President Donald Trump has announced that his administration will investigate instances of voter fraud during the 2016 presidential election to produce the evidence for his unsubstantiated assertions that illegal voting had cost him the popular vote. By Trump's criteria, his own White House chief strategist, Steve Bannon, is guilty of voter fraud.
On Jan. 25, Trump announced on social media that his administration would investigate his assertions of widespread voter fraud during the presidential election, according to The Washington Post.
"I will be asking for a major investigation into VOTER FRAUD, including those registered to vote in two states, those who are illegal and even, those registered to vote who are dead (and many for a long time)," Trump tweeted out. "Depending on results, we will strengthen up voting procedures!"
Based on Trump's statement that being registered on the voting rolls of two different states constitutes voter fraud, Bannon would be in violation. On Election Day, the former Breitbart News CEO was registered to vote in both New York and Florida.
On his voter registration form, Bannon listed his address in New York City and ultimately voted in the state by absentee ballot. Meanwhile, Bannon was also registered in Sarasota County, Florida.
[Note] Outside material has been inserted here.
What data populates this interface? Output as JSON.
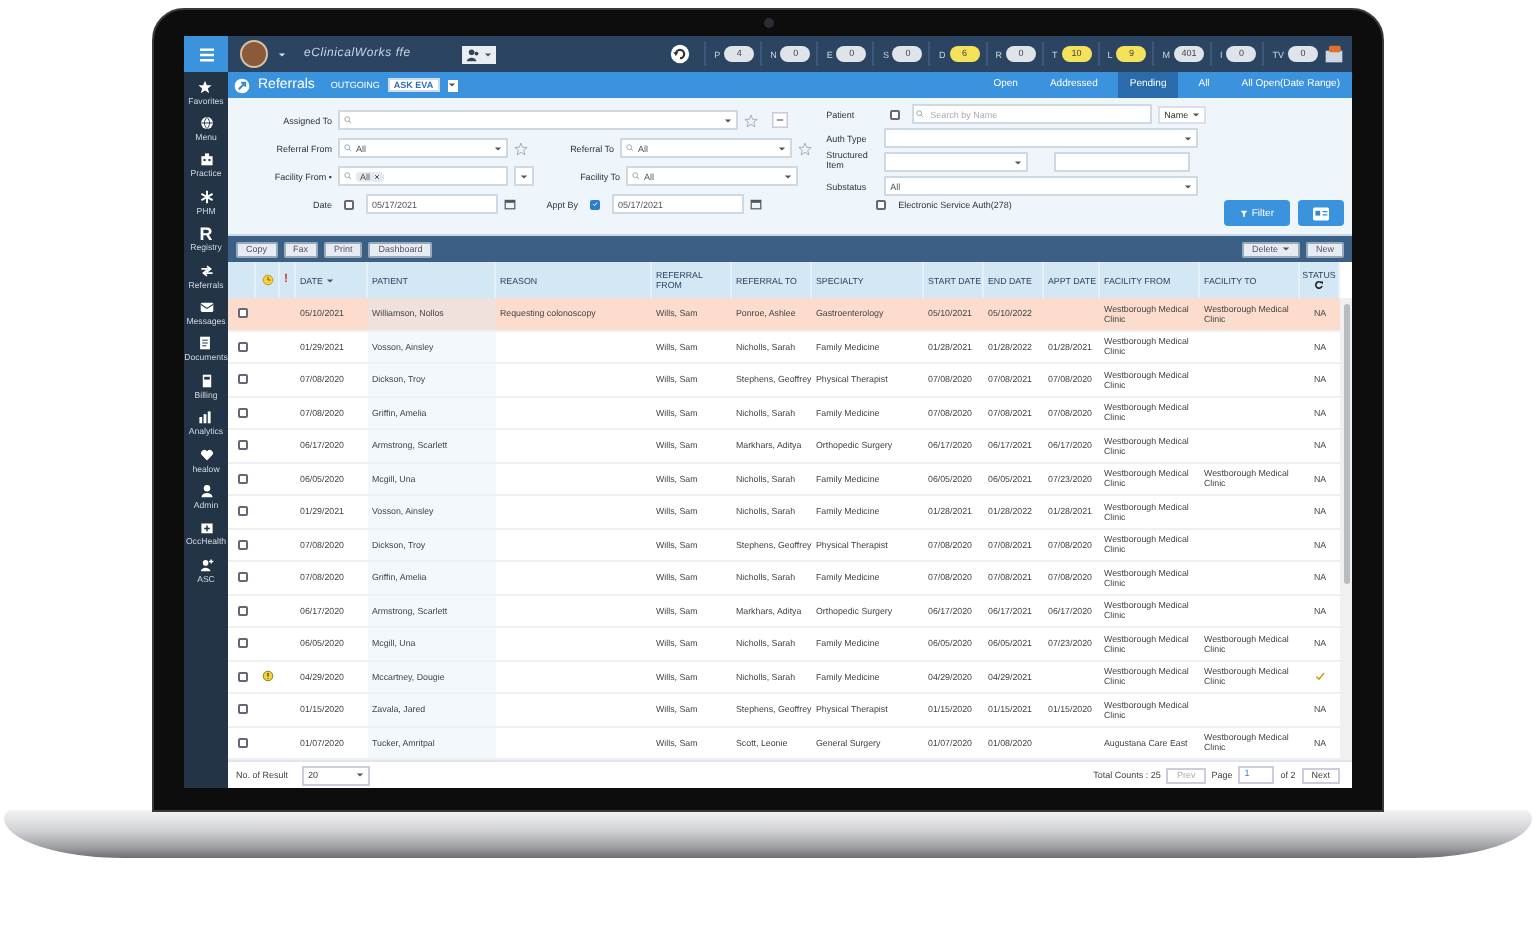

In April 2014, Bannon had also registered to vote in Dale County, Florida, despite physically living in Laguna Beach, California. He had listed a house that he had rented for his ex-wife as his Florida address, and there is continuing controversy over whether or not he had ever occupied that home, according to the Sarasota Herald Tribune.
Bannon registered to vote in New York in October 2016, despite remaining on the Sarasota registry since August 2016. On Nov. 7, the day before the presidential election, he sent a letter to former Sarasota County Elections Supervisor Kathy Dent requesting to be removed from the Florida rolls. The current Sarasota county supervisor, Ron Turner, has stated that their office had never received the letter.
On Jan. 24, White House press secretary Sean Spicer had justified Trump's repeated assertions that millions of votes cast during the election were illegal by citing a 2012 Pew Research Study that found that 2.7 million registered voters were on the rolls of in two states or more.
The author of that study, David Becker, has stated that they did not find evidence that voters with multiple registrations had cast double ballots.
In November 2016, Trump had ignited controversy when he asserted without evidence that millions of illegal votes had cost him the popular vote.
"In addition to winning the Electoral College in a landslide, I won the popular vote if you deduct the millions of people who voted illegally," Trump tweeted out.
On Jan. 23, Trump repeated his assertion during a bipartisan meeting with congressional leaders. Spicer has stated that the president believes that between 3 million to 5 million illegal votes were cast during the election.